:: REQUIREMENT ::
Copy each line of the entries that contains the word "tests".

:: PROVIDED RECORDS ::
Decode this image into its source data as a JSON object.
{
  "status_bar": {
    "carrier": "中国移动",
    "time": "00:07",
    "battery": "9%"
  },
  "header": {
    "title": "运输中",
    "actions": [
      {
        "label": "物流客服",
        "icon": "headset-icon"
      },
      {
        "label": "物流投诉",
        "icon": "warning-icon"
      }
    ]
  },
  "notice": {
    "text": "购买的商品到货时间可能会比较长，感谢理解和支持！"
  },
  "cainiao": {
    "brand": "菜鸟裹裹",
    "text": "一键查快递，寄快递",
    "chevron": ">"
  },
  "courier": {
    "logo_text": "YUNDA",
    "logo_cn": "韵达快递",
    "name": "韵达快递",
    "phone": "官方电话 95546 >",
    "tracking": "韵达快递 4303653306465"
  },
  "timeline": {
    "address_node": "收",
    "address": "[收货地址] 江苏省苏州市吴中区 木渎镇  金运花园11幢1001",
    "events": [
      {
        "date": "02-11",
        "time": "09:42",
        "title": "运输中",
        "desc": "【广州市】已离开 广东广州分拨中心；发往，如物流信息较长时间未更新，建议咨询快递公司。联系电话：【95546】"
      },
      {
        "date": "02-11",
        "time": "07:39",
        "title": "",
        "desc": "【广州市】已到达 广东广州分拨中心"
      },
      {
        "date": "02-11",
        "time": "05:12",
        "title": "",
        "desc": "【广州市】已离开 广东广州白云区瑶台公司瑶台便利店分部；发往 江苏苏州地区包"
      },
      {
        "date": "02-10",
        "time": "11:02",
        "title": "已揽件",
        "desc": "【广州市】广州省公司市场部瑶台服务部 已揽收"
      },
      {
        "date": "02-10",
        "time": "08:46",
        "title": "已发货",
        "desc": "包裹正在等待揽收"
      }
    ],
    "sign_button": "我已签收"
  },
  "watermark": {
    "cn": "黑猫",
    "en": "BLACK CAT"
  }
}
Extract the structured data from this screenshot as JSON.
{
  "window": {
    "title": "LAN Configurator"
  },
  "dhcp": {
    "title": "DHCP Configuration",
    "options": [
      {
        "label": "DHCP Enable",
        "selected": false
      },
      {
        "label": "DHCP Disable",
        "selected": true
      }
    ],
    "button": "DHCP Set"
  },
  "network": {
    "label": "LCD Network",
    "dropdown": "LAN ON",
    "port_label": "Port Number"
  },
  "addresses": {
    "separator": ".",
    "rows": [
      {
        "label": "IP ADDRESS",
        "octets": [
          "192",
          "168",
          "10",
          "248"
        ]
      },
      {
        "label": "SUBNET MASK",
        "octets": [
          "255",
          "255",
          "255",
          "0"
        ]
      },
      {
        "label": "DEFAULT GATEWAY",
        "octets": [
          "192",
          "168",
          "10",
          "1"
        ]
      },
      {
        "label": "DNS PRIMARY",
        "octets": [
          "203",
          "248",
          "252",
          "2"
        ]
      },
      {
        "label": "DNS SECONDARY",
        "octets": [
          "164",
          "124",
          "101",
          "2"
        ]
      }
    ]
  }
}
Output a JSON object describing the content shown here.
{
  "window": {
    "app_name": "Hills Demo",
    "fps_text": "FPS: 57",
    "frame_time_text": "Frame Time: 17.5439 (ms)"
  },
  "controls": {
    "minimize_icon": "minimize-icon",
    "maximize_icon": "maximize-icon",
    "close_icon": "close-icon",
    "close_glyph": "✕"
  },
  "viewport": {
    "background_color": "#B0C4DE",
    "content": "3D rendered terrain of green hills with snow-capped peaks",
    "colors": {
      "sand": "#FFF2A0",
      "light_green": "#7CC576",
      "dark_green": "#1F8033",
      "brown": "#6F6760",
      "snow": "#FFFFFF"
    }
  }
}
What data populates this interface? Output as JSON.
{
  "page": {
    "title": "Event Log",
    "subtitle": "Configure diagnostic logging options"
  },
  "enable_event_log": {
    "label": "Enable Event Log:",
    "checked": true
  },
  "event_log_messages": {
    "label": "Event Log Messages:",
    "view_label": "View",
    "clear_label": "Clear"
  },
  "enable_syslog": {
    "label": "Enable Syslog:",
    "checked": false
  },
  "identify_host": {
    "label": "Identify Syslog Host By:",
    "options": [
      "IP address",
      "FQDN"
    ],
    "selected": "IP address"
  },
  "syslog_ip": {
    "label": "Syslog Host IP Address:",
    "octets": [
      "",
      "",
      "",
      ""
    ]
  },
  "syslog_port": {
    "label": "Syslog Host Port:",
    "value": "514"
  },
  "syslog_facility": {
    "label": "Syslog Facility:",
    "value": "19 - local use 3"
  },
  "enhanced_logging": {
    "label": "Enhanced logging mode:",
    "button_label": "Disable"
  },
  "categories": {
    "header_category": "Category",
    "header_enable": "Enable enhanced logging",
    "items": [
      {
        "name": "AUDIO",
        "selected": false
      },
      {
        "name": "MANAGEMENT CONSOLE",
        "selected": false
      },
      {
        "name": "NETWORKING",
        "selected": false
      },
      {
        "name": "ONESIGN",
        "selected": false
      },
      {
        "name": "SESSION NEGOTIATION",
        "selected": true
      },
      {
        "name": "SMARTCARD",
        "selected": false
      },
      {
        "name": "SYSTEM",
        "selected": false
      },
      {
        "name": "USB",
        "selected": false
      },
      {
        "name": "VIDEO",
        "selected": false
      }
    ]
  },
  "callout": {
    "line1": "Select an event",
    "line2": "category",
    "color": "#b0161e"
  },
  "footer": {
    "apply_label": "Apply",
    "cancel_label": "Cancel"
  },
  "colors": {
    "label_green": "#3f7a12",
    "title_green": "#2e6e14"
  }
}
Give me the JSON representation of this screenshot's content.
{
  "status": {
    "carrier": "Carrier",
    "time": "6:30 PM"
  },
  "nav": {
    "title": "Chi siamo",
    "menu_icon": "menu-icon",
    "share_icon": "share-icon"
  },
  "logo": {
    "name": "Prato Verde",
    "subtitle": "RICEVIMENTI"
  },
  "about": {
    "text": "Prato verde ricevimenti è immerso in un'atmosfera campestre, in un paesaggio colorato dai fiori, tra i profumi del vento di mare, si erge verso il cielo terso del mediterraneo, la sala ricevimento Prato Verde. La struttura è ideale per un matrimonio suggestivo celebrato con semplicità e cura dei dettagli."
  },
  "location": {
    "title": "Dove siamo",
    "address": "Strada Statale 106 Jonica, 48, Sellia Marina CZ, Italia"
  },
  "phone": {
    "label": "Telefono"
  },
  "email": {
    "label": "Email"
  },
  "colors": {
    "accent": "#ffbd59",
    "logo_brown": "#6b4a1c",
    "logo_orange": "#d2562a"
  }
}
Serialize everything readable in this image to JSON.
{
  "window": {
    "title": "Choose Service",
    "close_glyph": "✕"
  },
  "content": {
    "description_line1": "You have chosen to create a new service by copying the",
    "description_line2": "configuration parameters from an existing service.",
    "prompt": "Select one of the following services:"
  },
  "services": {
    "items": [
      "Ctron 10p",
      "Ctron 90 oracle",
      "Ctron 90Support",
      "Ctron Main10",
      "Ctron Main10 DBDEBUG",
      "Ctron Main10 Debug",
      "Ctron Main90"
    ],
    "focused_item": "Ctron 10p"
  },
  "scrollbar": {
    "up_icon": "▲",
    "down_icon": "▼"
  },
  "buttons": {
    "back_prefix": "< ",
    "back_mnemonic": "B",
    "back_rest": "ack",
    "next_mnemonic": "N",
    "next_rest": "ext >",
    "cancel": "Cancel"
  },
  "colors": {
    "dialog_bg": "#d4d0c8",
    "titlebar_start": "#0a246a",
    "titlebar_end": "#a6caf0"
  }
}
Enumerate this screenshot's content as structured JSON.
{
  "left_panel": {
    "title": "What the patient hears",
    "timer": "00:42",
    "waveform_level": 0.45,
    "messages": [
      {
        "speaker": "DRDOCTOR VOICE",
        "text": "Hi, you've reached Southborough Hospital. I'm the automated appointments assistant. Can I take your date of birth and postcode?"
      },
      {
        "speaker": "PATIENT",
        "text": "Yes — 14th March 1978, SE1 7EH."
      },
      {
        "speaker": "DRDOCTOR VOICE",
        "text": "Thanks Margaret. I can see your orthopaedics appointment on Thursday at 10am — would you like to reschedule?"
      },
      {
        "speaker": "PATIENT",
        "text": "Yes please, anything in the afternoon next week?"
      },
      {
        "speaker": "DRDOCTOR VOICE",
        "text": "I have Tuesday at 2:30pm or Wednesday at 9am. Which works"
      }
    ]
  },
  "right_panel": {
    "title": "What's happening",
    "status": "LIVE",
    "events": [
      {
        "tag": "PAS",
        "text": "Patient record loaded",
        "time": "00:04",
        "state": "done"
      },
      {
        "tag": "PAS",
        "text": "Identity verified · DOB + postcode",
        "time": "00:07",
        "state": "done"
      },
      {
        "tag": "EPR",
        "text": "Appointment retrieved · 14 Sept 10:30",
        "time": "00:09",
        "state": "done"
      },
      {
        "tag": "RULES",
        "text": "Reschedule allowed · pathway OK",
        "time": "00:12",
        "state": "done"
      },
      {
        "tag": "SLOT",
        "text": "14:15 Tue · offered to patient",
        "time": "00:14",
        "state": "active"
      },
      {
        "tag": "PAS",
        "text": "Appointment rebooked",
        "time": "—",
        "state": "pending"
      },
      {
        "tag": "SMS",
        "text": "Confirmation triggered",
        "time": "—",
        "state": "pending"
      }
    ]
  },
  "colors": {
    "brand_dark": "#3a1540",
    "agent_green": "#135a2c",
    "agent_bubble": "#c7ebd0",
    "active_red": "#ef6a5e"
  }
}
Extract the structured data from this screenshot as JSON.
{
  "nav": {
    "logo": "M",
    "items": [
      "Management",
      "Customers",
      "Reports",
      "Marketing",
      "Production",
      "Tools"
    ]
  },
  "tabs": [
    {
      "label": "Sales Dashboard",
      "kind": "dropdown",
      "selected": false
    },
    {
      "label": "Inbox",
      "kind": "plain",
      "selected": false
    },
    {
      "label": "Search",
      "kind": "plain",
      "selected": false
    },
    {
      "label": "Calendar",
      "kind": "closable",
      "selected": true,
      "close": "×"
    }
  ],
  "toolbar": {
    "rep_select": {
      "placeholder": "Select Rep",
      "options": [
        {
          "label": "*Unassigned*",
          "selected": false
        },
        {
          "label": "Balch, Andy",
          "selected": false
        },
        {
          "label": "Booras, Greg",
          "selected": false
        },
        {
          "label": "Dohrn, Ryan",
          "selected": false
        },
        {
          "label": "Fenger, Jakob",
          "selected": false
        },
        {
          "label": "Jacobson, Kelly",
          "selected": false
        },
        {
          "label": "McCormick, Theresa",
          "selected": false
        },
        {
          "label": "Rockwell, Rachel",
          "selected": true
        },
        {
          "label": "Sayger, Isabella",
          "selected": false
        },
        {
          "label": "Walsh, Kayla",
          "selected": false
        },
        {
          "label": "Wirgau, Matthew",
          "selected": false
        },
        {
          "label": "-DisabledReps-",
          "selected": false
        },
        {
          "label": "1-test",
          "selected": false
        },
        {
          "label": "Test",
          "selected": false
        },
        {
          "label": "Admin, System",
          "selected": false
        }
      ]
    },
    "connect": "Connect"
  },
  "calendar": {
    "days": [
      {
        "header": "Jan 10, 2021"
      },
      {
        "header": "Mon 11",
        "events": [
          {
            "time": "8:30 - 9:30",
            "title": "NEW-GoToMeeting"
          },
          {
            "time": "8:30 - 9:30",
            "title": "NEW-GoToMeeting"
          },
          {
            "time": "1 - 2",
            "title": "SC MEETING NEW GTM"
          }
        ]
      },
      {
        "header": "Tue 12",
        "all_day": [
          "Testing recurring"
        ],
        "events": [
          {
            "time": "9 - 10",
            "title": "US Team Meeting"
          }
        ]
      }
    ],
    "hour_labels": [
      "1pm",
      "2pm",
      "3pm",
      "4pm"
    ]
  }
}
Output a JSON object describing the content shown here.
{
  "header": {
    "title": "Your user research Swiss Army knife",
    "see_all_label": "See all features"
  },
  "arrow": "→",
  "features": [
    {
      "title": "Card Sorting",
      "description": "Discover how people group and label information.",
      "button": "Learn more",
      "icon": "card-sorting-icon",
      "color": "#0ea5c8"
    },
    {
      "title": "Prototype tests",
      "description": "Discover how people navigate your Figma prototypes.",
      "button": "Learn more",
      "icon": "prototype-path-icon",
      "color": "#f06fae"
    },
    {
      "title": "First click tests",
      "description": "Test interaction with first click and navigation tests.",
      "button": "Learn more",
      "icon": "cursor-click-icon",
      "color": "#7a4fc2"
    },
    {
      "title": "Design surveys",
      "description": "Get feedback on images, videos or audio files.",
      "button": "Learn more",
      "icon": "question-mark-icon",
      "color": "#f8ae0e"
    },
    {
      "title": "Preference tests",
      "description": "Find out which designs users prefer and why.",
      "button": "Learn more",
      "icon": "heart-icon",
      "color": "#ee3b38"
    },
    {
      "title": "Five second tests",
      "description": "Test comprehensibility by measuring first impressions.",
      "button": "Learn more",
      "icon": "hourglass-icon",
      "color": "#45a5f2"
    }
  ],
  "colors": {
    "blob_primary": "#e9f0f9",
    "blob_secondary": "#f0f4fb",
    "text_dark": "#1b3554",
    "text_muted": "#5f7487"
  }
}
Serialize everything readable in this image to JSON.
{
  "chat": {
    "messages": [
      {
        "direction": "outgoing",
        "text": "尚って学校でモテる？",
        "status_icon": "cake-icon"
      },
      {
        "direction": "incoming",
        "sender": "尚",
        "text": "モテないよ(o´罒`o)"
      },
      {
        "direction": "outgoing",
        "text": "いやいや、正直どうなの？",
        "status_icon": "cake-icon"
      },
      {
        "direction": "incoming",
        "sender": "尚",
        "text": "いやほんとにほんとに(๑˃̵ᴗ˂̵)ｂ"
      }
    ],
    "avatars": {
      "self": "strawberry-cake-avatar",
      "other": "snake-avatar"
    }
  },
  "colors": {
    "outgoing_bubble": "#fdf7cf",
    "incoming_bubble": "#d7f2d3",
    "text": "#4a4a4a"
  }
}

:: WRITTEN SOLUTION ::
      "title": "Prototype tests",
      "title": "First click tests",
      "description": "Test interaction with first click and navigation tests.",
      "title": "Preference tests",
      "title": "Five second tests",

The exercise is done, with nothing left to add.